This comic from Hyperbole and a Half is one I've related to for years but here recently have related to even more so. Her depiction of depression and its affects are spot-on for me, especially in terms of talking about it. There's no easy way to tell someone you've had thoughts of self-harm - and this is a terrible time and place to admit it. But I have no idea how else to address it. I've never acted on them - I'm too scared, which is a mercy. When these thoughts appear, I get nauseous and terrified and I know immediately I need to do something to get out of these thoughts rather than let them overwhelm me. I don't know why or how it works - it just does. But the thoughts are still there and are no less disturbing.

I'm afraid of being a burden to people. I don't want to be that person who shows up and mopes around. I've gotten lucky - the last few times I've seen friends, it's been on good days. Yet I know I'm not always going to get that lucky. I'm worried that I'm beginning this trend of "oh, she's feeling down because she lost her job," which isn't it at all. Yes, losing my job sucked and yes, I've complained about it quite a bit. But it was just part of the trigger for a larger problem that's much more difficult to finagle. Even after having two successful interviews, the whole vicious cycle continued as I wait to hear the results.  I also struggle with the fact that most of the time I do pretend I'm fine. I can usually put on a smile even if I feel like I'm falling apart inside. In short, I internalize anything and most people are never the wiser.

I want to be more honest about how I feel, but we don't exactly live in a society that prizes honesty in our feelings. I'm trying to be more direct when people ask me how I'm doing rather than just saying "fine" or "good." But I worry this will cause people to avoid me because they think I'm doing poorly or need space or, my biggest fear, that they think they're responsible in some way. I want to be social but I'm worried that no one wants to hang out with me because of what I'm dealing with. I'm not even sure I'm any fun to be around right now. Even though I have a good handful of friends, I feel like it's often up to me to contact and make plans and, while I never used to mind, it's hard for me to feel empowered to do this right now. So I sit in my apartment mull over all the junk I mentioned previously. I need help but I don't know how to ask and I don't know what I need.

So I'm writing this damn post instead. The good news is that I think I'm through the worst of it and I never want to let myself get this bad again. However, I can also feel it lurking in the back of my mind, waiting for me to weaken again. The end of July was like my immune system getting weak and all of this finding an opportunity to break in. Realizing that I haven't been the same semi-confident person that I was last winter hurt even more and made things worse. But I remember how I was and how I felt and I want that back. These problems are all my own and I'm not going to stop fighting.

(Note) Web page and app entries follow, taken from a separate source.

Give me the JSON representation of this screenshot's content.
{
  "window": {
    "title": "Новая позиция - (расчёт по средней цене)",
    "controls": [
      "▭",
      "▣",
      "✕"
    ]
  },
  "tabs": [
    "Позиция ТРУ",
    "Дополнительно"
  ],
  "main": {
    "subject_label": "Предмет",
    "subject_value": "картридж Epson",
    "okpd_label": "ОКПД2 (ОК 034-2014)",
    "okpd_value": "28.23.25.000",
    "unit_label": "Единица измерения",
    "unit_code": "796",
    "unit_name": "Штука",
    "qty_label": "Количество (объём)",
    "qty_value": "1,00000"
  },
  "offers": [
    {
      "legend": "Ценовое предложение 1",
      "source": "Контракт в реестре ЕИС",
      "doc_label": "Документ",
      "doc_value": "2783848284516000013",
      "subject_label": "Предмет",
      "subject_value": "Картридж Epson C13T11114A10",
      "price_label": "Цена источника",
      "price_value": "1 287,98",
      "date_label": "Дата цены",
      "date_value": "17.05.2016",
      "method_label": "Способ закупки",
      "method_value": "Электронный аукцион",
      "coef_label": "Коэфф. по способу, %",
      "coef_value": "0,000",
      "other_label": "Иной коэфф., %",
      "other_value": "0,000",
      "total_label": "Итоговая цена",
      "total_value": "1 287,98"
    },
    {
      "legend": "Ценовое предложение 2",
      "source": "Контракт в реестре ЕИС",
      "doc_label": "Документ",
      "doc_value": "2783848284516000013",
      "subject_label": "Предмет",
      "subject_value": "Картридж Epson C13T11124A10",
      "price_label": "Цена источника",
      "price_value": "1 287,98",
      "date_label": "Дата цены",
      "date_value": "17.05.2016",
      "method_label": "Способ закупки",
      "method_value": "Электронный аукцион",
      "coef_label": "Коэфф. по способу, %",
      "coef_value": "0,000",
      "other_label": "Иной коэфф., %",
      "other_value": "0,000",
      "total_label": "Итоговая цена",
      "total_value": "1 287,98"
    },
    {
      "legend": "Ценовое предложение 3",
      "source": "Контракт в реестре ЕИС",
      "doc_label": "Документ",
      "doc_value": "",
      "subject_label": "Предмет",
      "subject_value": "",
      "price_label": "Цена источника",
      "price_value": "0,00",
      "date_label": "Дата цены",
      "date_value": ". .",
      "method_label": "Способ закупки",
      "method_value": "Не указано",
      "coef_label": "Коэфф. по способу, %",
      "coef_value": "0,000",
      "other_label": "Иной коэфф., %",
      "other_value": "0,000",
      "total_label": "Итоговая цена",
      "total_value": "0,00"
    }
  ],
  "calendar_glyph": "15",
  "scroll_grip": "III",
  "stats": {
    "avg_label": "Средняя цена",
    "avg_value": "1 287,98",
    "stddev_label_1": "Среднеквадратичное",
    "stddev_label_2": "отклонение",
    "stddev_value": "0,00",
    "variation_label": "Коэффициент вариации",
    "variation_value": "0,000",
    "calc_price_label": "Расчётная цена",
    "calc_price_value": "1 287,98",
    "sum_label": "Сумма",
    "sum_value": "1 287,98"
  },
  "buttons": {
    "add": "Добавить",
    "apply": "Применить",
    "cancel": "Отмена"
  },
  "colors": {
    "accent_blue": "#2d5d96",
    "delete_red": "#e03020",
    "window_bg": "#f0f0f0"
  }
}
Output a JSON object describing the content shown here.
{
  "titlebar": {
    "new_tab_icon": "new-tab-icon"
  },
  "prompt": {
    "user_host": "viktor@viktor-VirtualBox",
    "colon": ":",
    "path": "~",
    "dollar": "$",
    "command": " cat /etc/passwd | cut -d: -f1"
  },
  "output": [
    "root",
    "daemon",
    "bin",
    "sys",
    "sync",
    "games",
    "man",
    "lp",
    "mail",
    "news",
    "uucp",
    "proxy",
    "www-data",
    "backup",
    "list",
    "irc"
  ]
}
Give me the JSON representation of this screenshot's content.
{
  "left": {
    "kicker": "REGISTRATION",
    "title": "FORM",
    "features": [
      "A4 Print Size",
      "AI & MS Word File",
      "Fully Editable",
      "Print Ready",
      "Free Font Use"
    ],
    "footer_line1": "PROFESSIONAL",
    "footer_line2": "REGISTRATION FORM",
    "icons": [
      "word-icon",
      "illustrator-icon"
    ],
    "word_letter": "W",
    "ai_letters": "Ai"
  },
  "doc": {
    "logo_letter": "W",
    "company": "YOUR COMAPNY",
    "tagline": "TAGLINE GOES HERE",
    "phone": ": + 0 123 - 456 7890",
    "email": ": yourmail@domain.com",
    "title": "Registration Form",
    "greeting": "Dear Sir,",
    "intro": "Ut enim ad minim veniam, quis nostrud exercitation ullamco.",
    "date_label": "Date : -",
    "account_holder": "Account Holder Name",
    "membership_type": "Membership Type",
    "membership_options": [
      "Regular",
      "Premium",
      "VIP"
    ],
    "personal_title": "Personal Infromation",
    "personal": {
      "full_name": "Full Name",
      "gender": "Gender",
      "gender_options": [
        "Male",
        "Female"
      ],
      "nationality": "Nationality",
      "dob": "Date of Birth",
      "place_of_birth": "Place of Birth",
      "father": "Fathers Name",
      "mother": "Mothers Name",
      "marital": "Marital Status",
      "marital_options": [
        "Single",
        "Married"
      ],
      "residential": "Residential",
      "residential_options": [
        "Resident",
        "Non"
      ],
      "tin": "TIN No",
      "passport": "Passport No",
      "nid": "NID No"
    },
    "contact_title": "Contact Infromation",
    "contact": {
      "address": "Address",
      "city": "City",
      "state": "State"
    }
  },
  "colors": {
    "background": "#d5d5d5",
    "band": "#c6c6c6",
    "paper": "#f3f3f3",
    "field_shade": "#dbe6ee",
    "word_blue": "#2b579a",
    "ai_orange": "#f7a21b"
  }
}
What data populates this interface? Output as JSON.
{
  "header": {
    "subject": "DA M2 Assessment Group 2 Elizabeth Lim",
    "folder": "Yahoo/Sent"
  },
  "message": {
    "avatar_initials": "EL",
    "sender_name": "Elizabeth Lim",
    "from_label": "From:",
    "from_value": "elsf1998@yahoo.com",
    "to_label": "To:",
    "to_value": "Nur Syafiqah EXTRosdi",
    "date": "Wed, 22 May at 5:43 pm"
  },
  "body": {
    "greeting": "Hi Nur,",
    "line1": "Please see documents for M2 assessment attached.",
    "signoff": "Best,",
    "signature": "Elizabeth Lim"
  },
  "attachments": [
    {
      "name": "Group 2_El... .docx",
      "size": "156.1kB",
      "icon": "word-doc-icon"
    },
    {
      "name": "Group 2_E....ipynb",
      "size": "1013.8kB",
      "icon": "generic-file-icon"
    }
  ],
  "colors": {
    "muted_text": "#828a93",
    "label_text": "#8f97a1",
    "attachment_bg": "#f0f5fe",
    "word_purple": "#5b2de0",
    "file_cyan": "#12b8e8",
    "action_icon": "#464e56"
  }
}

http://www.chud.com/wp-content/
And I've found support in a place I wasn't expecting - a horror movie. I watched The Babadook a few weeks ago just when things were starting to get bad. I was impressed at the creepy, suspenseful elements and good plot. But most of all I found the allegory of the Babadook interesting. In the film, he's represented as character in a horrifying children's picture book come to life to torment a grieving woman and her son. However, in the end, it's less important that the Babadook is a physical monster and more that it represents grief, sorrow, and depression in life - and how trying to ignore these issues or letting them take over can have terrible consequences. "If it's in a word or in a look, you can't get rid of the Babadook," is a line that from the scary book that is repeated and becomes integral to the story. You can't get rid of depression once you see it, you can only learn to live with it. It's the real monster that waits in the dark and the only thing you can do is face it and fight it and learn to understand it.

Knowing the monsters I've always feared are real - at least mentally - is kind of a relief. Now it's just learning how to deal with them - and how to fight.